### Work order
Could you repeat all of the entries below, character for character?

——

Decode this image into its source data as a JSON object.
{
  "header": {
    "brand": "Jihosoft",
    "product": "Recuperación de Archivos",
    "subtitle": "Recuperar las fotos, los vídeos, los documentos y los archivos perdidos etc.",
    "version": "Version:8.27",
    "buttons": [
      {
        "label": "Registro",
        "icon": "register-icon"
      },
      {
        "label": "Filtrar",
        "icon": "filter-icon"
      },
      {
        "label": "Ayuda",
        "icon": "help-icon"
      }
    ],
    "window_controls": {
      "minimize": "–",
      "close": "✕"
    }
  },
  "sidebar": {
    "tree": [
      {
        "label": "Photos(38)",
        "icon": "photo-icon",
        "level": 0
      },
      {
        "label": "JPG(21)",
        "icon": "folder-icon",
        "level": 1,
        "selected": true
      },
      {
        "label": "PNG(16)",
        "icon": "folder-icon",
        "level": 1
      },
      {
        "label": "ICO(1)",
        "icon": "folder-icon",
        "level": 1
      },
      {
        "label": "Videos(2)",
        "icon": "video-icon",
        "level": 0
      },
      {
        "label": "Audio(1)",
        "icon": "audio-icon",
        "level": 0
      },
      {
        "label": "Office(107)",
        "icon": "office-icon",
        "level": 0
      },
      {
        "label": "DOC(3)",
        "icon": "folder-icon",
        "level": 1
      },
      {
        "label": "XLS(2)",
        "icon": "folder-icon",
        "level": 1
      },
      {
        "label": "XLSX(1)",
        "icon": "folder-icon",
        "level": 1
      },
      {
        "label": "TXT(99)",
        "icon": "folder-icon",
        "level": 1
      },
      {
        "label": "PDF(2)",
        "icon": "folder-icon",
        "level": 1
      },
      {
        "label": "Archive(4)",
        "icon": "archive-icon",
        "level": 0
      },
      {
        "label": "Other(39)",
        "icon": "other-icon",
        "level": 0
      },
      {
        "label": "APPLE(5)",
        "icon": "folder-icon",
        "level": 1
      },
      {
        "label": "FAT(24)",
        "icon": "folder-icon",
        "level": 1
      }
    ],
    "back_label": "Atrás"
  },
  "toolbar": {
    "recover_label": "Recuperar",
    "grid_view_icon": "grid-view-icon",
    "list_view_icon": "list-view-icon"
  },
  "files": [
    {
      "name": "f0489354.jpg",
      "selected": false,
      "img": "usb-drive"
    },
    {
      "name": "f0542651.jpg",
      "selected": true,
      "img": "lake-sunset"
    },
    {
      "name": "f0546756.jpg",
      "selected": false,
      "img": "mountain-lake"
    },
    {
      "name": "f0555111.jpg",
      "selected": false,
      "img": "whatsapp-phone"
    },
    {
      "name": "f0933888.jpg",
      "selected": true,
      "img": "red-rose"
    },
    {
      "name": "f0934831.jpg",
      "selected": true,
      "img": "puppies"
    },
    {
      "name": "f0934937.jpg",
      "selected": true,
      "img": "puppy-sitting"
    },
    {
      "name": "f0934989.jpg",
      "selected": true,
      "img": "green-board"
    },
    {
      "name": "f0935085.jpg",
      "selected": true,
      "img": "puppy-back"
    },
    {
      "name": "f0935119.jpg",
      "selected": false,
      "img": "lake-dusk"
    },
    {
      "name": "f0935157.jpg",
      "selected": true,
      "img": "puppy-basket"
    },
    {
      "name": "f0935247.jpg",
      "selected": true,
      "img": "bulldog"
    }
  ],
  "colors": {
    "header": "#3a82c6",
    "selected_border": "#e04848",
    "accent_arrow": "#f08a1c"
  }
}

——

### Result of this exercise
Decode this image into its source data as a JSON object.
{
  "header": {
    "brand": "Jihosoft",
    "product": "Recuperación de Archivos",
    "subtitle": "Recuperar las fotos, los vídeos, los documentos y los archivos perdidos etc.",
    "version": "Version:8.27",
    "buttons": [
      {
        "label": "Registro",
        "icon": "register-icon"
      },
      {
        "label": "Filtrar",
        "icon": "filter-icon"
      },
      {
        "label": "Ayuda",
        "icon": "help-icon"
      }
    ],
    "window_controls": {
      "minimize": "–",
      "close": "✕"
    }
  },
  "sidebar": {
    "tree": [
      {
        "label": "Photos(38)",
        "icon": "photo-icon",
        "level": 0
      },
      {
        "label": "JPG(21)",
        "icon": "folder-icon",
        "level": 1,
        "selected": true
      },
      {
        "label": "PNG(16)",
        "icon": "folder-icon",
        "level": 1
      },
      {
        "label": "ICO(1)",
        "icon": "folder-icon",
        "level": 1
      },
      {
        "label": "Videos(2)",
        "icon": "video-icon",
        "level": 0
      },
      {
        "label": "Audio(1)",
        "icon": "audio-icon",
        "level": 0
      },
      {
        "label": "Office(107)",
        "icon": "office-icon",
        "level": 0
      },
      {
        "label": "DOC(3)",
        "icon": "folder-icon",
        "level": 1
      },
      {
        "label": "XLS(2)",
        "icon": "folder-icon",
        "level": 1
      },
      {
        "label": "XLSX(1)",
        "icon": "folder-icon",
        "level": 1
      },
      {
        "label": "TXT(99)",
        "icon": "folder-icon",
        "level": 1
      },
      {
        "label": "PDF(2)",
        "icon": "folder-icon",
        "level": 1
      },
      {
        "label": "Archive(4)",
        "icon": "archive-icon",
        "level": 0
      },
      {
        "label": "Other(39)",
        "icon": "other-icon",
        "level": 0
      },
      {
        "label": "APPLE(5)",
        "icon": "folder-icon",
        "level": 1
      },
      {
        "label": "FAT(24)",
        "icon": "folder-icon",
        "level": 1
      }
    ],
    "back_label": "Atrás"
  },
  "toolbar": {
    "recover_label": "Recuperar",
    "grid_view_icon": "grid-view-icon",
    "list_view_icon": "list-view-icon"
  },
  "files": [
    {
      "name": "f0489354.jpg",
      "selected": false,
      "img": "usb-drive"
    },
    {
      "name": "f0542651.jpg",
      "selected": true,
      "img": "lake-sunset"
    },
    {
      "name": "f0546756.jpg",
      "selected": false,
      "img": "mountain-lake"
    },
    {
      "name": "f0555111.jpg",
      "selected": false,
      "img": "whatsapp-phone"
    },
    {
      "name": "f0933888.jpg",
      "selected": true,
      "img": "red-rose"
    },
    {
      "name": "f0934831.jpg",
      "selected": true,
      "img": "puppies"
    },
    {
      "name": "f0934937.jpg",
      "selected": true,
      "img": "puppy-sitting"
    },
    {
      "name": "f0934989.jpg",
      "selected": true,
      "img": "green-board"
    },
    {
      "name": "f0935085.jpg",
      "selected": true,
      "img": "puppy-back"
    },
    {
      "name": "f0935119.jpg",
      "selected": false,
      "img": "lake-dusk"
    },
    {
      "name": "f0935157.jpg",
      "selected": true,
      "img": "puppy-basket"
    },
    {
      "name": "f0935247.jpg",
      "selected": true,
      "img": "bulldog"
    }
  ],
  "colors": {
    "header": "#3a82c6",
    "selected_border": "#e04848",
    "accent_arrow": "#f08a1c"
  }
}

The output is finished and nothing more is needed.